[Entries from a dataset of interfaces]
Segment Open

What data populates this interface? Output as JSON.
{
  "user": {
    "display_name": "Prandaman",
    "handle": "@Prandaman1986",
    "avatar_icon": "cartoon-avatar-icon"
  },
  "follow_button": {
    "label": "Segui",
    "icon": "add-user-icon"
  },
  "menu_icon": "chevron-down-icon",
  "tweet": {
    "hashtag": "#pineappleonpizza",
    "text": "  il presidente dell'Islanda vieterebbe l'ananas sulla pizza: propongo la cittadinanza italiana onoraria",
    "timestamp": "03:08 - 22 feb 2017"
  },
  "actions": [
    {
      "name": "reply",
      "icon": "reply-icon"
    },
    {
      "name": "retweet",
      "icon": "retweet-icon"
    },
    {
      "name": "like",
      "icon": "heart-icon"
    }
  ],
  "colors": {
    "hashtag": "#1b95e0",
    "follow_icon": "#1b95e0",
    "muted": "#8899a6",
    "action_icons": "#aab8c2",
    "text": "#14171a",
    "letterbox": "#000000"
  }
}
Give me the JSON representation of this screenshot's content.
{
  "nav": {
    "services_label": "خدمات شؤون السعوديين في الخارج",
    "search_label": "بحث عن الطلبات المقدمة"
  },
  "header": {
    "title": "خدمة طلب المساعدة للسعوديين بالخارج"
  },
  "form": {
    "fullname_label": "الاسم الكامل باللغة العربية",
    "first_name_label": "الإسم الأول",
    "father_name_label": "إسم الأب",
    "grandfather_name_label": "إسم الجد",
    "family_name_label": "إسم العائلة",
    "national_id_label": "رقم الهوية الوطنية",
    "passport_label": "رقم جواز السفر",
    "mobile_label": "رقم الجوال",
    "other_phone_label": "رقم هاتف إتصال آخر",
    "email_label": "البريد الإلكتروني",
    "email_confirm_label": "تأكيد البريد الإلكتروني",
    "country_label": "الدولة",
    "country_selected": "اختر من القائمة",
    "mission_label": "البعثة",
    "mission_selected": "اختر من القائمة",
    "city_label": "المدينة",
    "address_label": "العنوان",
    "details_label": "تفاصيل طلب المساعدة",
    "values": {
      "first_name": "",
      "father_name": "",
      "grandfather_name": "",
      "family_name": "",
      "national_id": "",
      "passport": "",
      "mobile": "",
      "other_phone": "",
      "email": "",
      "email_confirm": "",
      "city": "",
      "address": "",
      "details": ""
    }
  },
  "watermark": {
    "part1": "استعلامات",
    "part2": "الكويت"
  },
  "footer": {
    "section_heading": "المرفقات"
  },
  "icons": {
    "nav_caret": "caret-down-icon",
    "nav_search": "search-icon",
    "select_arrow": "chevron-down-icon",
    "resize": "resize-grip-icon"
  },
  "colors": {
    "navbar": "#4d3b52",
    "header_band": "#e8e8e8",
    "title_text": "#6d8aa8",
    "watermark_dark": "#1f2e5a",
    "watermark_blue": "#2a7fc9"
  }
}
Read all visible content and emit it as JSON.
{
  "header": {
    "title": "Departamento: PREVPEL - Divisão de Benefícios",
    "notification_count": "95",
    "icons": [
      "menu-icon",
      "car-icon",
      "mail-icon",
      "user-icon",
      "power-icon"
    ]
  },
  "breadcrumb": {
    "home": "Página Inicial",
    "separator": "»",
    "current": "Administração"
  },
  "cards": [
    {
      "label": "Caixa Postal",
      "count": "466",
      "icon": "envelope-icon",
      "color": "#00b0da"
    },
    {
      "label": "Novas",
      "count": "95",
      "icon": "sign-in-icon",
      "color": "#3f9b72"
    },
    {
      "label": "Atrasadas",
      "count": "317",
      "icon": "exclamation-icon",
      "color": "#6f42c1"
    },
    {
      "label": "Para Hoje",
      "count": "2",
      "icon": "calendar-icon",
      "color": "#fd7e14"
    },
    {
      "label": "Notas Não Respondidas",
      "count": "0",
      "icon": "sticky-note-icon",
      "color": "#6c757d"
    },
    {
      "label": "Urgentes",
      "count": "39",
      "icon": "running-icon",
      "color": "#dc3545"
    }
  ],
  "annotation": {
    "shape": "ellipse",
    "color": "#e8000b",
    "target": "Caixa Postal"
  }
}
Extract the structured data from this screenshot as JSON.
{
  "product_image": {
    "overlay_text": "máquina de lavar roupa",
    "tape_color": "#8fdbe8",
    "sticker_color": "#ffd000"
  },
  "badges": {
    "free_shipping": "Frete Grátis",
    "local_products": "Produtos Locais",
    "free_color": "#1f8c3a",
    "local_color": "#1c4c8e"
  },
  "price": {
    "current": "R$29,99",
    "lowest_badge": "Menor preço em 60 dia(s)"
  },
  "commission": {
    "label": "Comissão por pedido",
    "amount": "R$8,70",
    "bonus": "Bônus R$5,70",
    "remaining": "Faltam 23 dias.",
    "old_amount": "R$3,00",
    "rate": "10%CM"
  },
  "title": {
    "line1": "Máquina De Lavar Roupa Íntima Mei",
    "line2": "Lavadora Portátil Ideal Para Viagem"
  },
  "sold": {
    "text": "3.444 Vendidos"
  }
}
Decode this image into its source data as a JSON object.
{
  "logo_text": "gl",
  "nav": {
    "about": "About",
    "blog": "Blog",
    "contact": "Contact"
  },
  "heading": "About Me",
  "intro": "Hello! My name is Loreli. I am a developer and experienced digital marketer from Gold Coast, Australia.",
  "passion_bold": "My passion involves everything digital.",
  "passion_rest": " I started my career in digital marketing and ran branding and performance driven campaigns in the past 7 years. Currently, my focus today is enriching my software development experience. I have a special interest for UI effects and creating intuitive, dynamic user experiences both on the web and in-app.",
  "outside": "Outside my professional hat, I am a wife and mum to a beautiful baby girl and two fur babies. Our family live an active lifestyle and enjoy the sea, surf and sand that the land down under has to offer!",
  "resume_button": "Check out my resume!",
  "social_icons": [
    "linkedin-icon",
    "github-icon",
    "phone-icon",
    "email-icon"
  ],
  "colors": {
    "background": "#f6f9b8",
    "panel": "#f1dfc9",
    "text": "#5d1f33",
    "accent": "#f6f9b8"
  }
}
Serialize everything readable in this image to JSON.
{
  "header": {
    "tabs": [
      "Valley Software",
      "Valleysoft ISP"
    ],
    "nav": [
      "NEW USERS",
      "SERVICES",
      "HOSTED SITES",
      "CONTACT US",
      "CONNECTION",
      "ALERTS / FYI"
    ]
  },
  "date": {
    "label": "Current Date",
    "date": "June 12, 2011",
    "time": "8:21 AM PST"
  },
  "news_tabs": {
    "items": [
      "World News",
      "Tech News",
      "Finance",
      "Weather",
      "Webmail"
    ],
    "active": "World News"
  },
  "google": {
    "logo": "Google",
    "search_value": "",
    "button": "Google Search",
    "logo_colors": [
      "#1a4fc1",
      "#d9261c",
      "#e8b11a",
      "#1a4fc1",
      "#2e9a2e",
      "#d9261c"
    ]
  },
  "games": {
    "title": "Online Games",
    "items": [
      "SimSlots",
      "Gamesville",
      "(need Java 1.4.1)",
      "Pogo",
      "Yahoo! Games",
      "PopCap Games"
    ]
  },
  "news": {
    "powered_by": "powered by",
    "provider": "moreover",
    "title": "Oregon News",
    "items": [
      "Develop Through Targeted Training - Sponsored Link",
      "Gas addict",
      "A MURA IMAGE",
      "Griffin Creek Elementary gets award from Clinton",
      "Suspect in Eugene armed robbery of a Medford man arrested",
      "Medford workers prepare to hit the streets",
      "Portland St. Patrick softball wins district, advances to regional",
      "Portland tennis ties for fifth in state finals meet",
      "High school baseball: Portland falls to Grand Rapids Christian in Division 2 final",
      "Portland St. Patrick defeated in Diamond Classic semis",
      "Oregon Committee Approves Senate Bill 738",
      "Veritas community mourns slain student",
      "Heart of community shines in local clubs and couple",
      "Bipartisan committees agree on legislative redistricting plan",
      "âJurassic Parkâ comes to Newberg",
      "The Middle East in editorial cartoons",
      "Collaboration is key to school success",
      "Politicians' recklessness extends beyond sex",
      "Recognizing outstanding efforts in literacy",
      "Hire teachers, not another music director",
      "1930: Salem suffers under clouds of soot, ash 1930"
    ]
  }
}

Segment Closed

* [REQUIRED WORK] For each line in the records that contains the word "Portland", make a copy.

* [SOLVED EXERCISE]
      "Portland St. Patrick softball wins district, advances to regional",
      "Portland tennis ties for fifth in state finals meet",
      "High school baseball: Portland falls to Grand Rapids Christian in Division 2 final",
      "Portland St. Patrick defeated in Diamond Classic semis",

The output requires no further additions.